Prepared for the American Enterprise Institute Conference, “Teacher Quality 2.0: Will today’s reforms hold back tomorrow’s schools?”
Over the last decade, researchers and policymakers have highlighted a host of policies and practices that undermine district efforts to build a great teaching corps, practices like making job offers late in the summer, assigning teachers to schools based on seniority, spreading responsibility for important talent management activities across unconnected central office units, and using superficial hiring and evaluation methods.
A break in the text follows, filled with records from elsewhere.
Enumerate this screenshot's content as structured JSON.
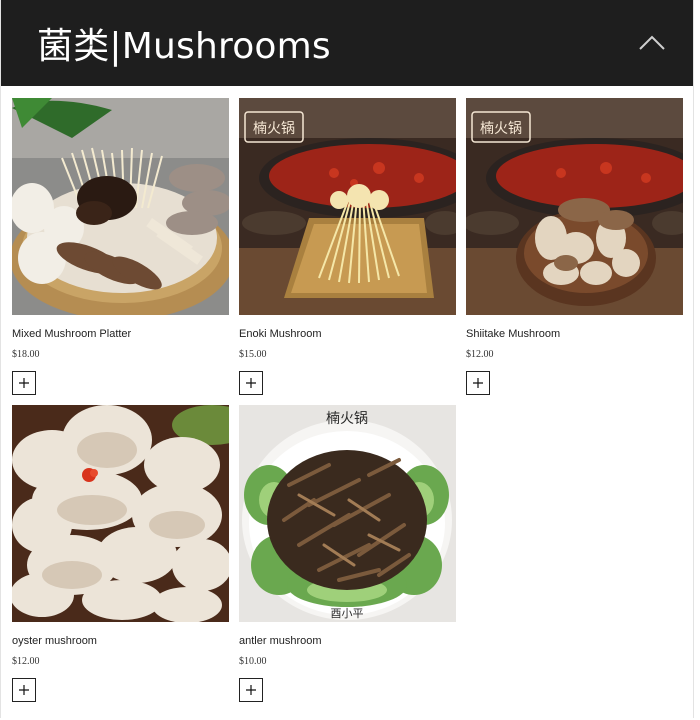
{
  "header": {
    "title": "菌类|Mushrooms",
    "collapse_icon": "chevron-up-icon"
  },
  "products": [
    {
      "name": "Mixed Mushroom Platter",
      "price": "$18.00",
      "add_icon": "plus-icon",
      "image": "mixed-mushroom-platter-photo"
    },
    {
      "name": "Enoki Mushroom",
      "price": "$15.00",
      "add_icon": "plus-icon",
      "image": "enoki-mushroom-photo"
    },
    {
      "name": "Shiitake Mushroom",
      "price": "$12.00",
      "add_icon": "plus-icon",
      "image": "shiitake-mushroom-photo"
    },
    {
      "name": "oyster mushroom",
      "price": "$12.00",
      "add_icon": "plus-icon",
      "image": "oyster-mushroom-photo"
    },
    {
      "name": "antler mushroom",
      "price": "$10.00",
      "add_icon": "plus-icon",
      "image": "antler-mushroom-photo"
    }
  ],
  "colors": {
    "header_bg": "#1e1e1e",
    "header_text": "#ffffff"
  }
}
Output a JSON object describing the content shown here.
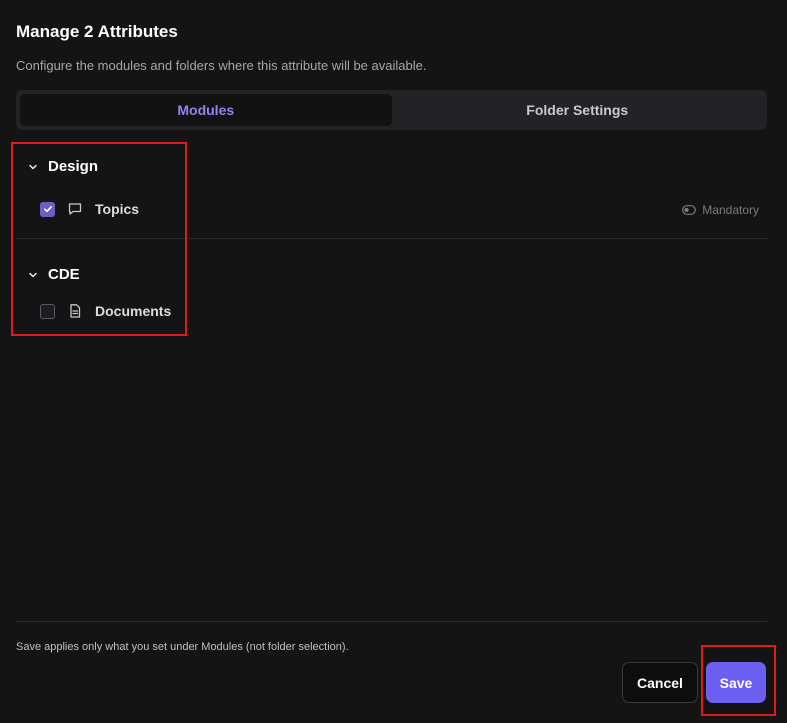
{
  "dialog": {
    "title": "Manage 2 Attributes",
    "subtitle": "Configure the modules and folders where this attribute will be available."
  },
  "tabs": [
    {
      "label": "Modules",
      "active": true
    },
    {
      "label": "Folder Settings",
      "active": false
    }
  ],
  "groups": [
    {
      "label": "Design",
      "items": [
        {
          "label": "Topics",
          "checked": true,
          "icon": "comment-icon",
          "toggle_label": "Mandatory"
        }
      ]
    },
    {
      "label": "CDE",
      "items": [
        {
          "label": "Documents",
          "checked": false,
          "icon": "document-icon"
        }
      ]
    }
  ],
  "footer": {
    "note": "Save applies only what you set under Modules (not folder selection).",
    "cancel_label": "Cancel",
    "save_label": "Save"
  },
  "colors": {
    "accent": "#6a5ff0",
    "highlight": "#e01b1b",
    "background": "#141414"
  }
}
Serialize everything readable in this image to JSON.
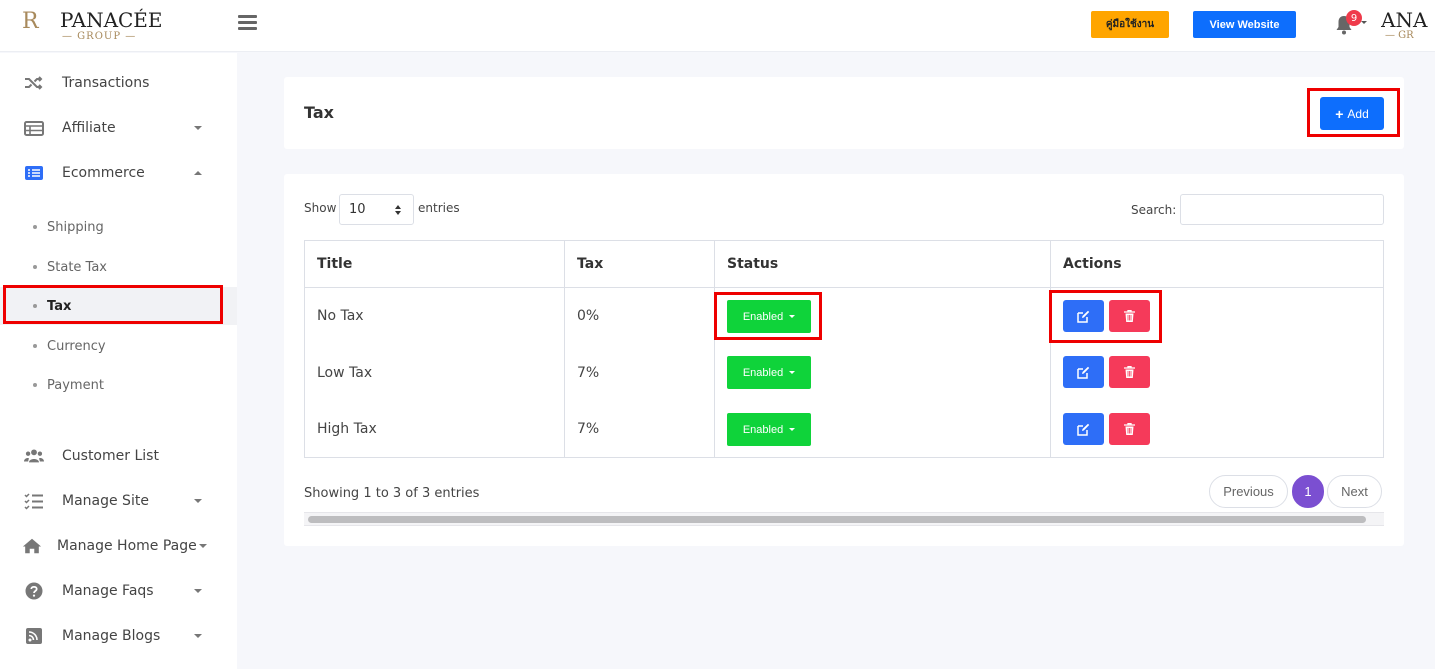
{
  "header": {
    "logo_mark": "R",
    "logo_word": "PANACÉE",
    "logo_sub": "— GROUP —",
    "guide_button": "คู่มือใช้งาน",
    "view_website_button": "View Website",
    "notification_count": "9",
    "brand_right_word": "ANA",
    "brand_right_sub": "— GR"
  },
  "sidebar": {
    "items": [
      {
        "label": "Transactions",
        "icon": "shuffle-icon"
      },
      {
        "label": "Affiliate",
        "icon": "table-icon"
      },
      {
        "label": "Ecommerce",
        "icon": "list-icon"
      },
      {
        "label": "Customer List",
        "icon": "users-icon"
      },
      {
        "label": "Manage Site",
        "icon": "checklist-icon"
      },
      {
        "label": "Manage Home Page",
        "icon": "home-icon"
      },
      {
        "label": "Manage Faqs",
        "icon": "question-icon"
      },
      {
        "label": "Manage Blogs",
        "icon": "rss-icon"
      }
    ],
    "ecommerce_sub": [
      "Shipping",
      "State Tax",
      "Tax",
      "Currency",
      "Payment"
    ],
    "active_sub": "Tax"
  },
  "page": {
    "title": "Tax",
    "add_button": "Add"
  },
  "table_controls": {
    "show_label": "Show",
    "entries_value": "10",
    "entries_label": "entries",
    "search_label": "Search:",
    "search_value": ""
  },
  "table": {
    "columns": [
      "Title",
      "Tax",
      "Status",
      "Actions"
    ],
    "rows": [
      {
        "title": "No Tax",
        "tax": "0%",
        "status": "Enabled"
      },
      {
        "title": "Low Tax",
        "tax": "7%",
        "status": "Enabled"
      },
      {
        "title": "High Tax",
        "tax": "7%",
        "status": "Enabled"
      }
    ]
  },
  "footer": {
    "info": "Showing 1 to 3 of 3 entries",
    "previous": "Previous",
    "current_page": "1",
    "next": "Next"
  },
  "colors": {
    "primary": "#0d6efd",
    "guide": "#ffa500",
    "enabled": "#0fd33a",
    "edit": "#2e6ef7",
    "delete": "#f53a5a",
    "page_active": "#7b4fd1",
    "highlight": "#ee0000"
  }
}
The field rarely considers what schools and districts do right when it comes to managing teacher talent.
In this paper, DeArmond and Gross describe how two successful district schools and two successful charter management organizations (CMOs) develop and manage teacher talent and what it implies for policy and practice. All of the profiled organizations approach human resources (HR) with a systemic vision and purpose, using their HR systems to send clear signals about what they expect of teachers and to provide teachers with supports and incentives to meet those expectations. These schools and CMOs have purposeful human resources systems, but, importantly, they serve different purposes. The authors' example suggests that one approach to identifying, evaluating, and placing talent is unlikely to work for all schools and questions some of the underlying assumptions behind today's top-down HR reforms that focus on system-wide alignment around models of teaching and evaluation.